Dating can be difficult for a myriad of reasons. As a relationship coach, and as someone who was married, divorced, dated as a single woman, dated as a divorcee, and as a single parent, dating was one of my least favorite things to do.
Often, I would purposefully sabotage my relationships out the gate. I would find ways to discredit and disown any feelings I may have or develop for someone by immediately focusing on what was wrong with them versus paying attention to what was right. And also ignoring what I needed to do to improve who I was as a person.
It was my protective shield and self-defense mechanism so I wouldn’t get hurt again.
Then I had an epiphany. I did want to have someone in my life who loved me unconditionally and who I could love in the same vein. It was a challenge for my heart and my mind. It was one in which my mind often won, but would lead to me not connecting emotionally with viable partners.
But, in matters of the heart, the heart usually wins. Here’s what I figured out and what I think will help you too when you are dating and feel like giving up.
How to make dating less challenging
1. Learn to love who you are regardless of whether you feel like you are not enough.
Who you attract into your life is a mirror of how you value and feel about yourself. If you aren’t healing your emotional issues, or wounds, and you aren’t growing and learning from your relationships, your dating life will be stagnant. You will attract men and women who are as broken as you are and the result will be unhappy, painful, and dysfunctional relationships.
The caveat here is that no one of us is completely perfect, but relationship success hinges on you bringing your best self forward.
2. Be clear on your deal breakers.
Maturity and relationship experience has its advantages.

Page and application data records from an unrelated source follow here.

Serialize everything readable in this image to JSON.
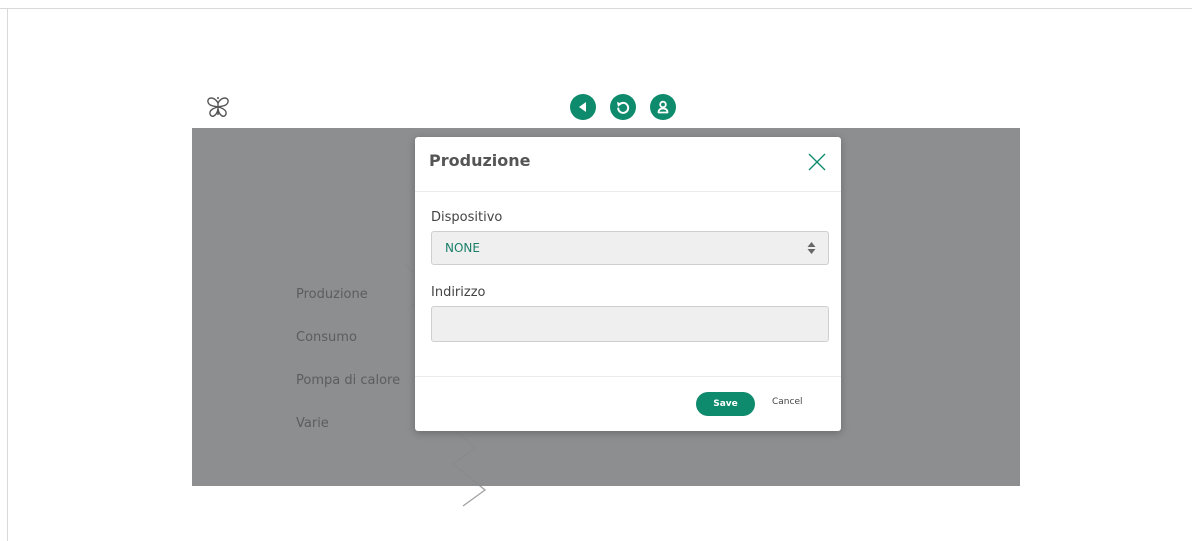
{
  "header": {
    "logo_icon": "butterfly-icon",
    "nav_icons": [
      "arrow-left-icon",
      "refresh-icon",
      "user-icon"
    ],
    "accent_color": "#0e8a6c"
  },
  "sidebar": {
    "items": [
      {
        "label": "Produzione"
      },
      {
        "label": "Consumo"
      },
      {
        "label": "Pompa di calore"
      },
      {
        "label": "Varie"
      }
    ]
  },
  "modal": {
    "title": "Produzione",
    "close_icon": "close-icon",
    "device_label": "Dispositivo",
    "device_value": "NONE",
    "address_label": "Indirizzo",
    "address_value": "",
    "save_label": "Save",
    "cancel_label": "Cancel"
  }
}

The more you date, the more you know what you will and won’t deal with when it comes to another person.
For example, are you a neat freak and have no tolerance for someone who is the opposite? Do you want kids and you know that is a part of your future?
Here’s another small, but a big one. How does spirituality weigh into your life? Are you a Sunday regular churchgoing person and is it essential that you and your partner share the same religious views? Do you value monogamy or an open relationship? If these beliefs and expectations are part of your value system and day-to-day lifestyle, it is imperative that you choose a mate who is like-minded.
Pay close attention to your deal breakers. Yes, opposites attract initially, but like-minded people have a better chance of having a long-term relationship. Look for someone who is complementary to you, not completely opposite. Sharing the same beliefs, values, and interests can lead to a more stable and long-lasting relationship.
3. Learn from your past relationships.
Each relationship, good and bad, has a lesson in it for you. Whether your past relationships lasted one day or several years, each partner teaches you something about who you are, what you like, what you don’t want, and probably something you were unaware of about yourself.
As I have learned and you probably have or will learn, being with oneself can be pleasant and enjoyable, but having another person in your life exposes all of you who you are for better or worse. It’s like holding up a mirror where another person is fully seeing each and every aspect of who you are as a person. This can be a difficult and evolving process.
Take feedback from current and past partners, spouses, and significant others as a gift to improve who you are and grow as a person. This way, when the right person comes along, it makes that relationship that much better.
Dating is challenging, but it doesn’t have to be. By starting out with these three steps, you can help make your path of finding love easier.